• _PROMPT_
Set down every entry once more, exactly as it appears.

• _PROVIDED ENTRIES_
↓↓↓
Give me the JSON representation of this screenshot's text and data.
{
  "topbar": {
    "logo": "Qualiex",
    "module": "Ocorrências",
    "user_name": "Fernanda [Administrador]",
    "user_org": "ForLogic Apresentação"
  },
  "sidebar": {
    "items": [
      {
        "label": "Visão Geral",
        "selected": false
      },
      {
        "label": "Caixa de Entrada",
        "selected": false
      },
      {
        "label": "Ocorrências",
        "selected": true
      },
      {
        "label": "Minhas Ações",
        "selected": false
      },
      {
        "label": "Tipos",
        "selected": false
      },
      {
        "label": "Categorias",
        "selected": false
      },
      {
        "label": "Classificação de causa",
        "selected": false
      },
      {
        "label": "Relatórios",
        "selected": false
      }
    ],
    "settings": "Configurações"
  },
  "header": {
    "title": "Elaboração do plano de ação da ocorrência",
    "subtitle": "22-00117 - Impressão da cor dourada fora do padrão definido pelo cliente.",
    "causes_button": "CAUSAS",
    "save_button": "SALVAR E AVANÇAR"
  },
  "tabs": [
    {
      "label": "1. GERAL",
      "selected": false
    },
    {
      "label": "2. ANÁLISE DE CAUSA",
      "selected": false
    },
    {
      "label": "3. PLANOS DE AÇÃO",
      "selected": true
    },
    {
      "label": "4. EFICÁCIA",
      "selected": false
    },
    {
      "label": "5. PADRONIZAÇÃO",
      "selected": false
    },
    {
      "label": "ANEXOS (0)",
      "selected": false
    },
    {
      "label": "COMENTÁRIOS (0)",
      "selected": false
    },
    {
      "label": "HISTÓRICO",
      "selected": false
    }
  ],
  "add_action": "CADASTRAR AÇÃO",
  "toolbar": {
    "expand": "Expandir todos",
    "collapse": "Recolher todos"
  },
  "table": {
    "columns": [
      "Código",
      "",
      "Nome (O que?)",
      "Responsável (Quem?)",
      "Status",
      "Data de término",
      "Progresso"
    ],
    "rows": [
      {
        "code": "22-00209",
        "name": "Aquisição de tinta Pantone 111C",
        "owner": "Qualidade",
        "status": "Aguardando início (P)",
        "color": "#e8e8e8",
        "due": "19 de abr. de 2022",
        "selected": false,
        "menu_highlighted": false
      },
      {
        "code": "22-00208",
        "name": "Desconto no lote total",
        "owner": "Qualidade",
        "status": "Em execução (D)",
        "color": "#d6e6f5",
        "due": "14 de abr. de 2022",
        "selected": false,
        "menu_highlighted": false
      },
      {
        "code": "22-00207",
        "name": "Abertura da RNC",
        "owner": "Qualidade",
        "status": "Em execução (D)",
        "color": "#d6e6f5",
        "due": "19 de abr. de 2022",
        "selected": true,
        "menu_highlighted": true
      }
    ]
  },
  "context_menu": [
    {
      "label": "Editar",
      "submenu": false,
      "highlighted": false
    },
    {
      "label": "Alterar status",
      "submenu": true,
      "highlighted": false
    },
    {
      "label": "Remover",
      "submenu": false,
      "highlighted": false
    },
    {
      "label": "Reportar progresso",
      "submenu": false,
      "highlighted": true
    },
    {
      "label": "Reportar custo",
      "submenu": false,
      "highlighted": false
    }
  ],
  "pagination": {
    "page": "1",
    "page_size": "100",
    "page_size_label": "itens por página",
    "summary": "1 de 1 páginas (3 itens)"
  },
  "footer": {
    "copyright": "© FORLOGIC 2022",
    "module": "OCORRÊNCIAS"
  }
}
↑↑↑
• _TASK RESPONSE_
Give me the JSON representation of this screenshot's text and data.
{
  "topbar": {
    "logo": "Qualiex",
    "module": "Ocorrências",
    "user_name": "Fernanda [Administrador]",
    "user_org": "ForLogic Apresentação"
  },
  "sidebar": {
    "items": [
      {
        "label": "Visão Geral",
        "selected": false
      },
      {
        "label": "Caixa de Entrada",
        "selected": false
      },
      {
        "label": "Ocorrências",
        "selected": true
      },
      {
        "label": "Minhas Ações",
        "selected": false
      },
      {
        "label": "Tipos",
        "selected": false
      },
      {
        "label": "Categorias",
        "selected": false
      },
      {
        "label": "Classificação de causa",
        "selected": false
      },
      {
        "label": "Relatórios",
        "selected": false
      }
    ],
    "settings": "Configurações"
  },
  "header": {
    "title": "Elaboração do plano de ação da ocorrência",
    "subtitle": "22-00117 - Impressão da cor dourada fora do padrão definido pelo cliente.",
    "causes_button": "CAUSAS",
    "save_button": "SALVAR E AVANÇAR"
  },
  "tabs": [
    {
      "label": "1. GERAL",
      "selected": false
    },
    {
      "label": "2. ANÁLISE DE CAUSA",
      "selected": false
    },
    {
      "label": "3. PLANOS DE AÇÃO",
      "selected": true
    },
    {
      "label": "4. EFICÁCIA",
      "selected": false
    },
    {
      "label": "5. PADRONIZAÇÃO",
      "selected": false
    },
    {
      "label": "ANEXOS (0)",
      "selected": false
    },
    {
      "label": "COMENTÁRIOS (0)",
      "selected": false
    },
    {
      "label": "HISTÓRICO",
      "selected": false
    }
  ],
  "add_action": "CADASTRAR AÇÃO",
  "toolbar": {
    "expand": "Expandir todos",
    "collapse": "Recolher todos"
  },
  "table": {
    "columns": [
      "Código",
      "",
      "Nome (O que?)",
      "Responsável (Quem?)",
      "Status",
      "Data de término",
      "Progresso"
    ],
    "rows": [
      {
        "code": "22-00209",
        "name": "Aquisição de tinta Pantone 111C",
        "owner": "Qualidade",
        "status": "Aguardando início (P)",
        "color": "#e8e8e8",
        "due": "19 de abr. de 2022",
        "selected": false,
        "menu_highlighted": false
      },
      {
        "code": "22-00208",
        "name": "Desconto no lote total",
        "owner": "Qualidade",
        "status": "Em execução (D)",
        "color": "#d6e6f5",
        "due": "14 de abr. de 2022",
        "selected": false,
        "menu_highlighted": false
      },
      {
        "code": "22-00207",
        "name": "Abertura da RNC",
        "owner": "Qualidade",
        "status": "Em execução (D)",
        "color": "#d6e6f5",
        "due": "19 de abr. de 2022",
        "selected": true,
        "menu_highlighted": true
      }
    ]
  },
  "context_menu": [
    {
      "label": "Editar",
      "submenu": false,
      "highlighted": false
    },
    {
      "label": "Alterar status",
      "submenu": true,
      "highlighted": false
    },
    {
      "label": "Remover",
      "submenu": false,
      "highlighted": false
    },
    {
      "label": "Reportar progresso",
      "submenu": false,
      "highlighted": true
    },
    {
      "label": "Reportar custo",
      "submenu": false,
      "highlighted": false
    }
  ],
  "pagination": {
    "page": "1",
    "page_size": "100",
    "page_size_label": "itens por página",
    "summary": "1 de 1 páginas (3 itens)"
  },
  "footer": {
    "copyright": "© FORLOGIC 2022",
    "module": "OCORRÊNCIAS"
  }
}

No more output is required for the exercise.